This week, I’ve had the opportunity to listen to myself and several other people—in different instances—get angry at someone else.You know the drill.All of us were using words like “manipulative,” “inconsiderate,” “taken advantage of,” “anal,” or “depressed,” to describe the people who had triggered the loop of accusations in our heads.It’s an automatic response, I think.Something happens to hurt, frustrate or anger us and we’re off and running with explanations about what the person was doing and thinking and what their motivations were.Each explanation makes us more frustrated and more hopeless that anything will ever change.

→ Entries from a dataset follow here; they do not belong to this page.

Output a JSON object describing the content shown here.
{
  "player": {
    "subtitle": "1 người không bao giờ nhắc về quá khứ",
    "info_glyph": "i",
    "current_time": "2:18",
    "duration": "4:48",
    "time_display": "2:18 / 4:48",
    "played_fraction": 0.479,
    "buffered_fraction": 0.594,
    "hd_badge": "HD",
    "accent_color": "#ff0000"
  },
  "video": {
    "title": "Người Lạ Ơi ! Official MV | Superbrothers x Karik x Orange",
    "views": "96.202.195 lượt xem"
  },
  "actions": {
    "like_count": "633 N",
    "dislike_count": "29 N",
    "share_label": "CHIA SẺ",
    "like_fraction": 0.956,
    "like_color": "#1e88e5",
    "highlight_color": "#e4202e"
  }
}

One question changed this downward spiral.That question was, “what did you want in this situation that you weren’t getting?”For each person--client, friend, me, that question stopped us in our tracks. It changed the trajectory of the conversation.Each of us had to stop and think.“What did we want?”We had been so focused on how we had been wronged and why we had been wronged, we were totally clueless.
Marshall Rosenberg (http://www.cnvc.org/about/marshall-rosenberg.html ), whom I have mentioned many times, calls this shift of attention from the outer issue to the inner need, “shining the light of consciousness” on the thing that is most likely to help us.Because if we understand the need we have that isn’t being met, we have a much better chance of doing something to get it addressed.
This has proved to be true time and time again as I have wrestled with my own issues, worked with my clients and listened to my friends.For one of us it was “time in my garden.”For another it was “acknowledging how hard it is for me to manage the kids by myself.”For a third it was “trust that I will take care of it.”Each time a person “got” the need, you could sense the shift in the conversation.There was a sigh (was it of relief?) and an upward movement of the eyes (which signals thinking) and problem solving language, “maybe I could just say I need help.”The whole tone of the conversation was different—it was more hopeful, more empowered, more optimistic.
I believe this kind of shift in our conversation and our thinking is critical if we are to have more satisfying lives and relationships—at home and at work.One question, thoughtfully answered, can make all the difference.Susan Scott, in Fierce Conversations, said, “our work, our relationships, and, in fact, our very lives succeed or fail, gradually, then suddenly, one conversation at a time.”Each conversation matters.What type of conversation do you want to have?
Plum Cluverius, PCC is an executive coach with over 30 years experience in leadership development.She lives and works in Richmond, Virginia.